··· Information shown ···
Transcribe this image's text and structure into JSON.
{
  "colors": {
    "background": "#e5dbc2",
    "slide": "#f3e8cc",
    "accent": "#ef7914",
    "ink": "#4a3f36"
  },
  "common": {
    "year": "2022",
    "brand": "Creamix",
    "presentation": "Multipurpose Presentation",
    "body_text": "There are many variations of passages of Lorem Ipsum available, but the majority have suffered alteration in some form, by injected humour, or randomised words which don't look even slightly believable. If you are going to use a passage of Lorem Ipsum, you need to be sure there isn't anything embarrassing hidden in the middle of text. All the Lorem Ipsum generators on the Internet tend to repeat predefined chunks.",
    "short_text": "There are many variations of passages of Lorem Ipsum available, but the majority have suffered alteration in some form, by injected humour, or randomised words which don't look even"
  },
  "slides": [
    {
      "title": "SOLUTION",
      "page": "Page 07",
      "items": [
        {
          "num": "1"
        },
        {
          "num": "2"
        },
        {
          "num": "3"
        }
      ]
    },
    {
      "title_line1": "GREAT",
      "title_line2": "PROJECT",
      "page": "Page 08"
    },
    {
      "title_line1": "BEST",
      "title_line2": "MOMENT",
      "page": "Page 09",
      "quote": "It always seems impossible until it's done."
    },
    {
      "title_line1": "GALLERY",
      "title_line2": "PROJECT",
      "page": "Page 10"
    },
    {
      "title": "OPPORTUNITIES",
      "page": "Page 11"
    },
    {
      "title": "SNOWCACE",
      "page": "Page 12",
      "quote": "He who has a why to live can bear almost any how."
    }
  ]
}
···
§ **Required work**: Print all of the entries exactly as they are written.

§ **Your solution**:
Transcribe this image's text and structure into JSON.
{
  "colors": {
    "background": "#e5dbc2",
    "slide": "#f3e8cc",
    "accent": "#ef7914",
    "ink": "#4a3f36"
  },
  "common": {
    "year": "2022",
    "brand": "Creamix",
    "presentation": "Multipurpose Presentation",
    "body_text": "There are many variations of passages of Lorem Ipsum available, but the majority have suffered alteration in some form, by injected humour, or randomised words which don't look even slightly believable. If you are going to use a passage of Lorem Ipsum, you need to be sure there isn't anything embarrassing hidden in the middle of text. All the Lorem Ipsum generators on the Internet tend to repeat predefined chunks.",
    "short_text": "There are many variations of passages of Lorem Ipsum available, but the majority have suffered alteration in some form, by injected humour, or randomised words which don't look even"
  },
  "slides": [
    {
      "title": "SOLUTION",
      "page": "Page 07",
      "items": [
        {
          "num": "1"
        },
        {
          "num": "2"
        },
        {
          "num": "3"
        }
      ]
    },
    {
      "title_line1": "GREAT",
      "title_line2": "PROJECT",
      "page": "Page 08"
    },
    {
      "title_line1": "BEST",
      "title_line2": "MOMENT",
      "page": "Page 09",
      "quote": "It always seems impossible until it's done."
    },
    {
      "title_line1": "GALLERY",
      "title_line2": "PROJECT",
      "page": "Page 10"
    },
    {
      "title": "OPPORTUNITIES",
      "page": "Page 11"
    },
    {
      "title": "SNOWCACE",
      "page": "Page 12",
      "quote": "He who has a why to live can bear almost any how."
    }
  ]
}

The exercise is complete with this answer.